  3. Critically interrogate situated empirical examples of specific media and Information Communication Technologies practices in development contexts in Asia, Africa, Middle East
Subject-based practical skills
  1. Communicate effectively in writing
  2. Retrieve, sift and select information from a variety of conventional and electronic sources
  3. Communicate orally to a group. Listen and discuss ideas introduced during seminars and classes.
  4. Practise research techniques in a variety of specialized research libraries and institutes.
  5. Have developed some new competencies in digital media production and dissemination
Transferable skills
  1. Write good essays and dissertations
  2. Structure and communicate ideas effectively both orally and in writing
  3. Understand unconventional ideas
  4. Study a variety of written and digital materials, in libraries, on line and research libraries of a kind they will not have used as undergraduates.
  5. Present material orally to a group.
  6. Have developed a range of on-line competencies

Destinations

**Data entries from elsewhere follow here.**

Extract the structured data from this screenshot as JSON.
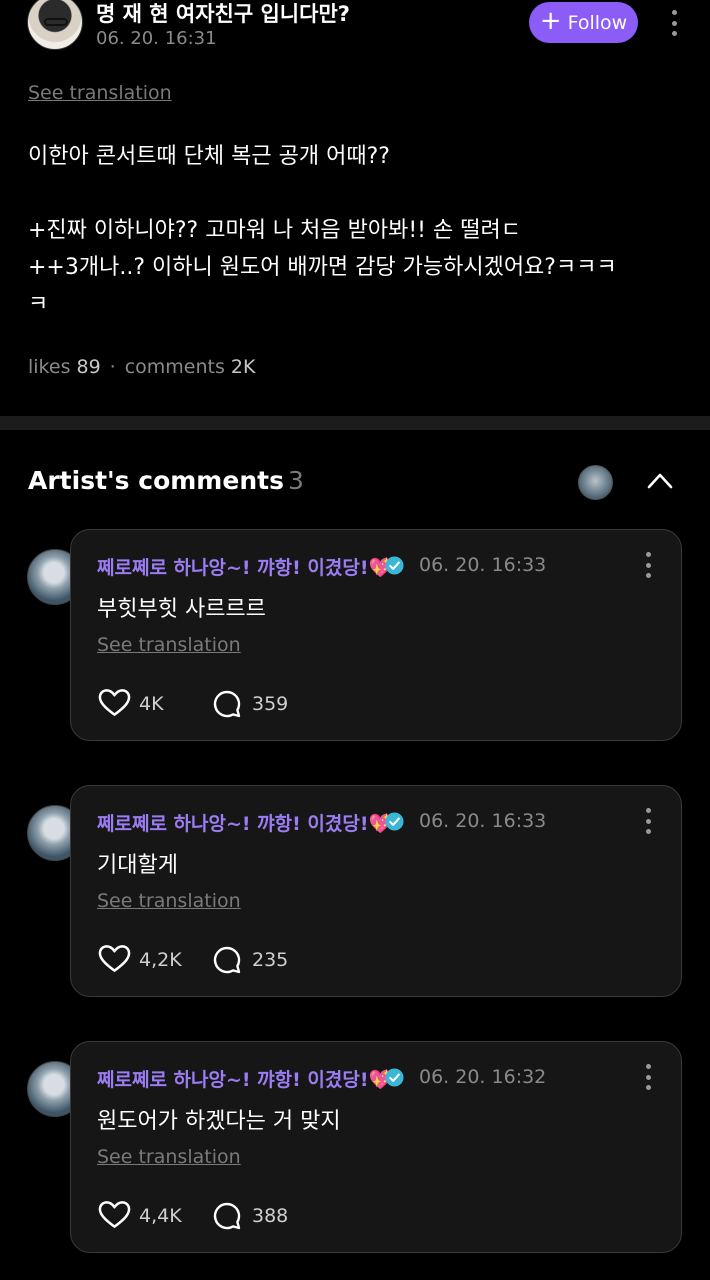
{
  "post": {
    "author_name": "명 재 현 여자친구 입니다만?",
    "time": "06. 20. 16:31",
    "follow_label": "Follow",
    "see_translation": "See translation",
    "body": "이한아 콘서트때 단체 복근 공개 어때??\n\n+진짜 이하니야?? 고마워 나 처음 받아봐!! 손 떨려ㄷ\n++3개나..? 이하니 원도어 배까면 감당 가능하시겠어요?ㅋㅋㅋ\nㅋ",
    "likes_label": "likes",
    "likes_value": "89",
    "separator": "·",
    "comments_label": "comments",
    "comments_value": "2K"
  },
  "artist_comments": {
    "title": "Artist's comments",
    "count": "3",
    "items": [
      {
        "name": "쩨로쩨로 하나앙~! 꺄항! 이겼당!💖",
        "time": "06. 20. 16:33",
        "text": "부힛부힛 사르르르",
        "translate": "See translation",
        "likes": "4K",
        "replies": "359"
      },
      {
        "name": "쩨로쩨로 하나앙~! 꺄항! 이겼당!💖",
        "time": "06. 20. 16:33",
        "text": "기대할게",
        "translate": "See translation",
        "likes": "4,2K",
        "replies": "235"
      },
      {
        "name": "쩨로쩨로 하나앙~! 꺄항! 이겼당!💖",
        "time": "06. 20. 16:32",
        "text": "원도어가 하겠다는 거 맞지",
        "translate": "See translation",
        "likes": "4,4K",
        "replies": "388"
      }
    ]
  },
  "colors": {
    "accent": "#8b5cf6",
    "verified": "#3bb6d6",
    "background": "#000000"
  },
  "icons": [
    "more-icon",
    "plus-icon",
    "chevron-up-icon",
    "verified-badge-icon",
    "heart-icon",
    "comment-bubble-icon"
  ]
}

As well as academic expertise, MA Media in Development graduates from SOAS gain a portfolio of widely transferable skills which employers seek. These include; written and oral communication skills, attention to detail, analytical and problem-solving skills and the ability to research, amass and order information from a variety of sources.  This postgraduate degree provides students with a body of work and a diverse range of skills that they can use to market themselves with when they graduate.  

For more information about Graduate Destinations from this department, please visit the Careers Service website.

A Student's Perspective

The Media and Middle East degree is one in a million. It was truly a unique and unforgettable experience for anyone wanting a critical and introspective look at the ever-dynamic relationship between media, politics, and society in the Middle East.

Mounira Lisa Sabella